**** DATA SHOWN

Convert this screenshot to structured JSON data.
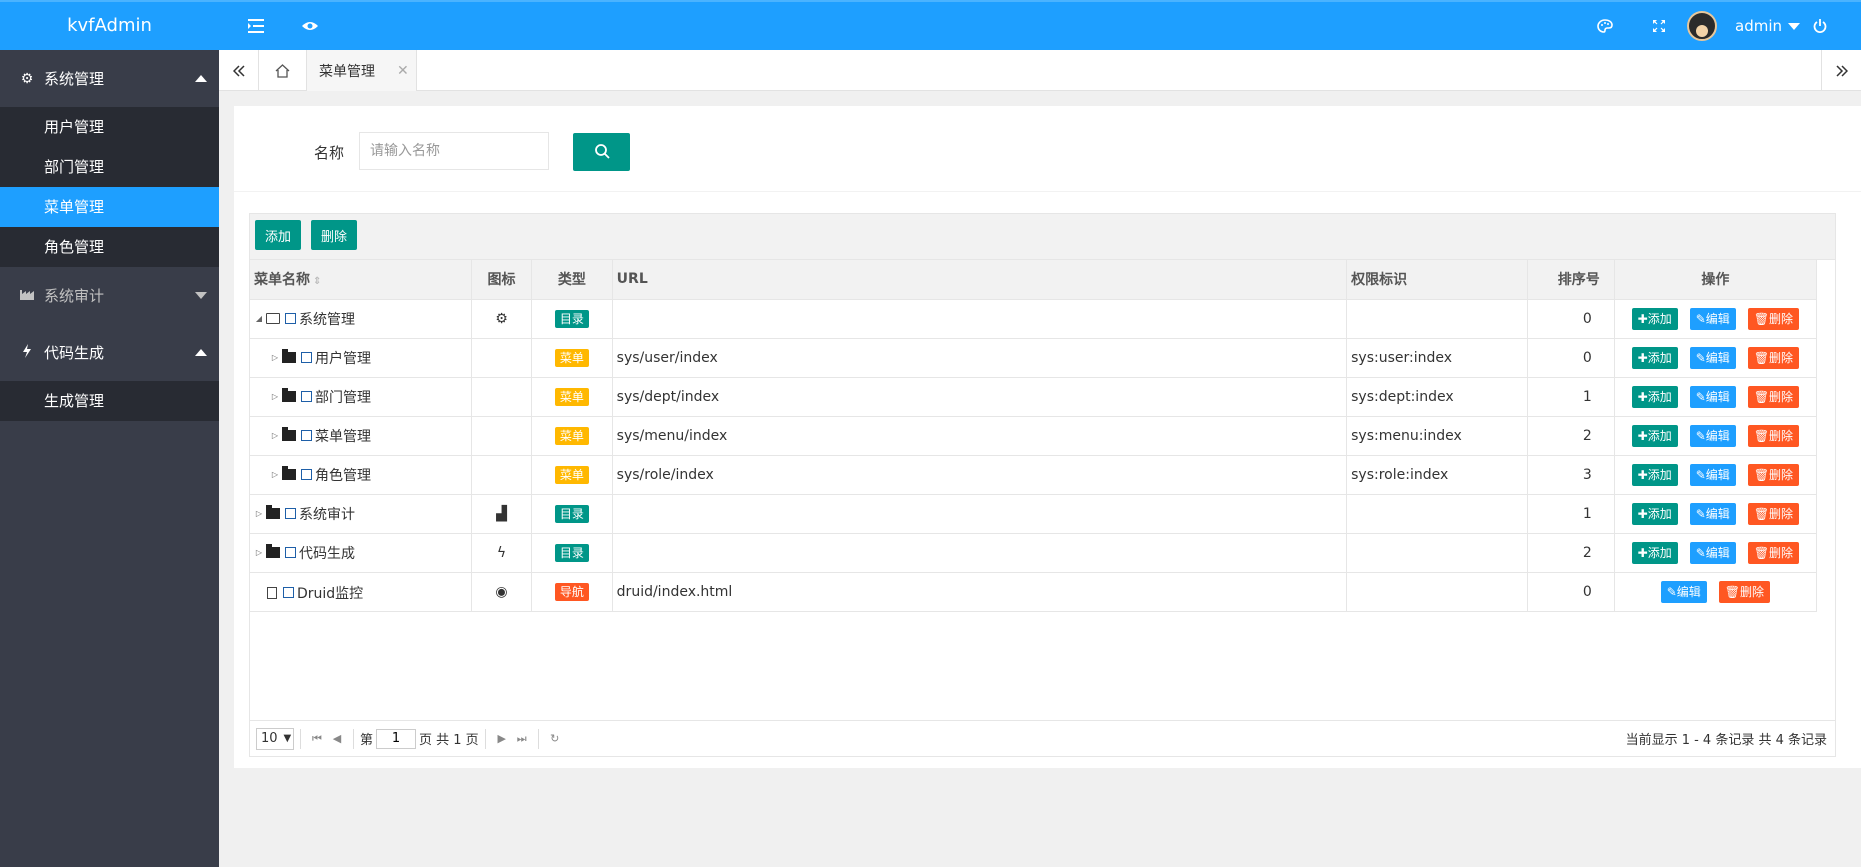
{
  "app": {
    "title": "kvfAdmin"
  },
  "header": {
    "user": "admin"
  },
  "sidebar": {
    "groups": [
      {
        "label": "系统管理",
        "expanded": true,
        "items": [
          "用户管理",
          "部门管理",
          "菜单管理",
          "角色管理"
        ],
        "active": "菜单管理"
      },
      {
        "label": "系统审计",
        "expanded": false,
        "items": []
      },
      {
        "label": "代码生成",
        "expanded": true,
        "items": [
          "生成管理"
        ]
      }
    ]
  },
  "tabs": {
    "active": "菜单管理"
  },
  "search": {
    "label": "名称",
    "placeholder": "请输入名称"
  },
  "toolbar": {
    "add": "添加",
    "delete": "删除"
  },
  "table": {
    "columns": [
      "菜单名称",
      "图标",
      "类型",
      "URL",
      "权限标识",
      "排序号",
      "操作"
    ],
    "actions": {
      "add": "添加",
      "edit": "编辑",
      "delete": "删除"
    },
    "rows": [
      {
        "name": "系统管理",
        "level": 0,
        "expanded": true,
        "node": "folder-open",
        "icon": "gears-icon",
        "icon_char": "⚙",
        "type": "目录",
        "type_color": "#009688",
        "url": "",
        "perm": "",
        "sort": "0",
        "has_add": true
      },
      {
        "name": "用户管理",
        "level": 1,
        "expanded": false,
        "node": "folder",
        "icon": "",
        "icon_char": "",
        "type": "菜单",
        "type_color": "#ffb800",
        "url": "sys/user/index",
        "perm": "sys:user:index",
        "sort": "0",
        "has_add": true
      },
      {
        "name": "部门管理",
        "level": 1,
        "expanded": false,
        "node": "folder",
        "icon": "",
        "icon_char": "",
        "type": "菜单",
        "type_color": "#ffb800",
        "url": "sys/dept/index",
        "perm": "sys:dept:index",
        "sort": "1",
        "has_add": true
      },
      {
        "name": "菜单管理",
        "level": 1,
        "expanded": false,
        "node": "folder",
        "icon": "",
        "icon_char": "",
        "type": "菜单",
        "type_color": "#ffb800",
        "url": "sys/menu/index",
        "perm": "sys:menu:index",
        "sort": "2",
        "has_add": true
      },
      {
        "name": "角色管理",
        "level": 1,
        "expanded": false,
        "node": "folder",
        "icon": "",
        "icon_char": "",
        "type": "菜单",
        "type_color": "#ffb800",
        "url": "sys/role/index",
        "perm": "sys:role:index",
        "sort": "3",
        "has_add": true
      },
      {
        "name": "系统审计",
        "level": 0,
        "expanded": false,
        "node": "folder",
        "icon": "factory-icon",
        "icon_char": "▟",
        "type": "目录",
        "type_color": "#009688",
        "url": "",
        "perm": "",
        "sort": "1",
        "has_add": true
      },
      {
        "name": "代码生成",
        "level": 0,
        "expanded": false,
        "node": "folder",
        "icon": "bolt-icon",
        "icon_char": "ϟ",
        "type": "目录",
        "type_color": "#009688",
        "url": "",
        "perm": "",
        "sort": "2",
        "has_add": true
      },
      {
        "name": "Druid监控",
        "level": 0,
        "expanded": null,
        "node": "file",
        "icon": "eye-icon",
        "icon_char": "◉",
        "type": "导航",
        "type_color": "#ff5722",
        "url": "druid/index.html",
        "perm": "",
        "sort": "0",
        "has_add": false
      }
    ]
  },
  "pager": {
    "page_size": "10",
    "page_label_pre": "第",
    "page": "1",
    "page_label_post": "页 共 1 页",
    "info": "当前显示 1 - 4 条记录 共 4 条记录"
  }
}
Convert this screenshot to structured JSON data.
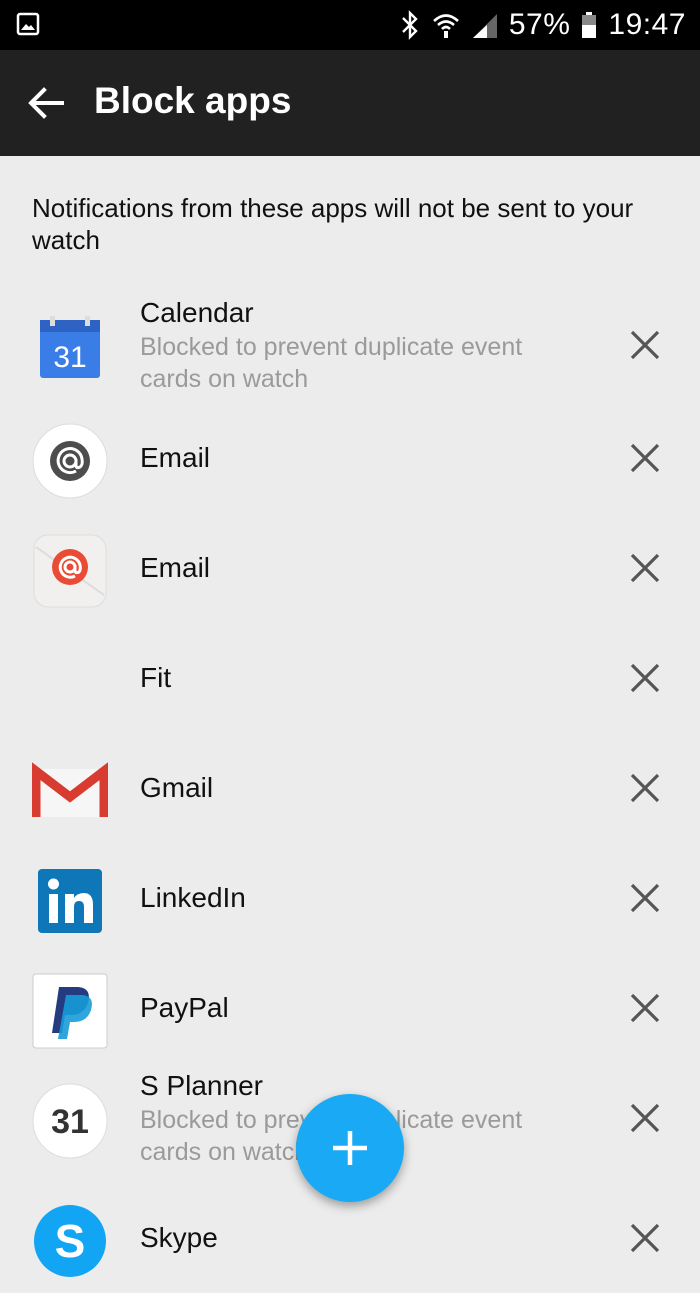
{
  "status_bar": {
    "battery": "57%",
    "time": "19:47"
  },
  "app_bar": {
    "title": "Block apps"
  },
  "description": "Notifications from these apps will not be sent to your watch",
  "apps": [
    {
      "name": "Calendar",
      "subtitle": "Blocked to prevent duplicate event cards on watch",
      "icon": "google-calendar-icon",
      "icon_text": "31"
    },
    {
      "name": "Email",
      "subtitle": "",
      "icon": "email-icon"
    },
    {
      "name": "Email",
      "subtitle": "",
      "icon": "samsung-email-icon"
    },
    {
      "name": "Fit",
      "subtitle": "",
      "icon": ""
    },
    {
      "name": "Gmail",
      "subtitle": "",
      "icon": "gmail-icon"
    },
    {
      "name": "LinkedIn",
      "subtitle": "",
      "icon": "linkedin-icon"
    },
    {
      "name": "PayPal",
      "subtitle": "",
      "icon": "paypal-icon"
    },
    {
      "name": "S Planner",
      "subtitle": "Blocked to prevent duplicate event cards on watch",
      "icon": "s-planner-icon",
      "icon_text": "31"
    },
    {
      "name": "Skype",
      "subtitle": "",
      "icon": "skype-icon"
    }
  ],
  "colors": {
    "accent": "#1aa9f4",
    "app_bar": "#212121",
    "background": "#ececec"
  }
}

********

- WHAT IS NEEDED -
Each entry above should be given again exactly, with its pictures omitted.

- TASK SOLUTION -
Convert this screenshot to structured JSON data.
{
  "app": {
    "title": "kvfAdmin"
  },
  "header": {
    "user": "admin"
  },
  "sidebar": {
    "groups": [
      {
        "label": "系统管理",
        "expanded": true,
        "items": [
          "用户管理",
          "部门管理",
          "菜单管理",
          "角色管理"
        ],
        "active": "菜单管理"
      },
      {
        "label": "系统审计",
        "expanded": false,
        "items": []
      },
      {
        "label": "代码生成",
        "expanded": true,
        "items": [
          "生成管理"
        ]
      }
    ]
  },
  "tabs": {
    "active": "菜单管理"
  },
  "search": {
    "label": "名称",
    "placeholder": "请输入名称"
  },
  "toolbar": {
    "add": "添加",
    "delete": "删除"
  },
  "table": {
    "columns": [
      "菜单名称",
      "图标",
      "类型",
      "URL",
      "权限标识",
      "排序号",
      "操作"
    ],
    "actions": {
      "add": "添加",
      "edit": "编辑",
      "delete": "删除"
    },
    "rows": [
      {
        "name": "系统管理",
        "level": 0,
        "expanded": true,
        "node": "folder-open",
        "icon": "gears-icon",
        "icon_char": "⚙",
        "type": "目录",
        "type_color": "#009688",
        "url": "",
        "perm": "",
        "sort": "0",
        "has_add": true
      },
      {
        "name": "用户管理",
        "level": 1,
        "expanded": false,
        "node": "folder",
        "icon": "",
        "icon_char": "",
        "type": "菜单",
        "type_color": "#ffb800",
        "url": "sys/user/index",
        "perm": "sys:user:index",
        "sort": "0",
        "has_add": true
      },
      {
        "name": "部门管理",
        "level": 1,
        "expanded": false,
        "node": "folder",
        "icon": "",
        "icon_char": "",
        "type": "菜单",
        "type_color": "#ffb800",
        "url": "sys/dept/index",
        "perm": "sys:dept:index",
        "sort": "1",
        "has_add": true
      },
      {
        "name": "菜单管理",
        "level": 1,
        "expanded": false,
        "node": "folder",
        "icon": "",
        "icon_char": "",
        "type": "菜单",
        "type_color": "#ffb800",
        "url": "sys/menu/index",
        "perm": "sys:menu:index",
        "sort": "2",
        "has_add": true
      },
      {
        "name": "角色管理",
        "level": 1,
        "expanded": false,
        "node": "folder",
        "icon": "",
        "icon_char": "",
        "type": "菜单",
        "type_color": "#ffb800",
        "url": "sys/role/index",
        "perm": "sys:role:index",
        "sort": "3",
        "has_add": true
      },
      {
        "name": "系统审计",
        "level": 0,
        "expanded": false,
        "node": "folder",
        "icon": "factory-icon",
        "icon_char": "▟",
        "type": "目录",
        "type_color": "#009688",
        "url": "",
        "perm": "",
        "sort": "1",
        "has_add": true
      },
      {
        "name": "代码生成",
        "level": 0,
        "expanded": false,
        "node": "folder",
        "icon": "bolt-icon",
        "icon_char": "ϟ",
        "type": "目录",
        "type_color": "#009688",
        "url": "",
        "perm": "",
        "sort": "2",
        "has_add": true
      },
      {
        "name": "Druid监控",
        "level": 0,
        "expanded": null,
        "node": "file",
        "icon": "eye-icon",
        "icon_char": "◉",
        "type": "导航",
        "type_color": "#ff5722",
        "url": "druid/index.html",
        "perm": "",
        "sort": "0",
        "has_add": false
      }
    ]
  },
  "pager": {
    "page_size": "10",
    "page_label_pre": "第",
    "page": "1",
    "page_label_post": "页 共 1 页",
    "info": "当前显示 1 - 4 条记录 共 4 条记录"
  }
}
Convert this screenshot to structured JSON data.
{
  "status_bar": {
    "battery": "57%",
    "time": "19:47"
  },
  "app_bar": {
    "title": "Block apps"
  },
  "description": "Notifications from these apps will not be sent to your watch",
  "apps": [
    {
      "name": "Calendar",
      "subtitle": "Blocked to prevent duplicate event cards on watch",
      "icon": "google-calendar-icon",
      "icon_text": "31"
    },
    {
      "name": "Email",
      "subtitle": "",
      "icon": "email-icon"
    },
    {
      "name": "Email",
      "subtitle": "",
      "icon": "samsung-email-icon"
    },
    {
      "name": "Fit",
      "subtitle": "",
      "icon": ""
    },
    {
      "name": "Gmail",
      "subtitle": "",
      "icon": "gmail-icon"
    },
    {
      "name": "LinkedIn",
      "subtitle": "",
      "icon": "linkedin-icon"
    },
    {
      "name": "PayPal",
      "subtitle": "",
      "icon": "paypal-icon"
    },
    {
      "name": "S Planner",
      "subtitle": "Blocked to prevent duplicate event cards on watch",
      "icon": "s-planner-icon",
      "icon_text": "31"
    },
    {
      "name": "Skype",
      "subtitle": "",
      "icon": "skype-icon"
    }
  ],
  "colors": {
    "accent": "#1aa9f4",
    "app_bar": "#212121",
    "background": "#ececec"
  }
}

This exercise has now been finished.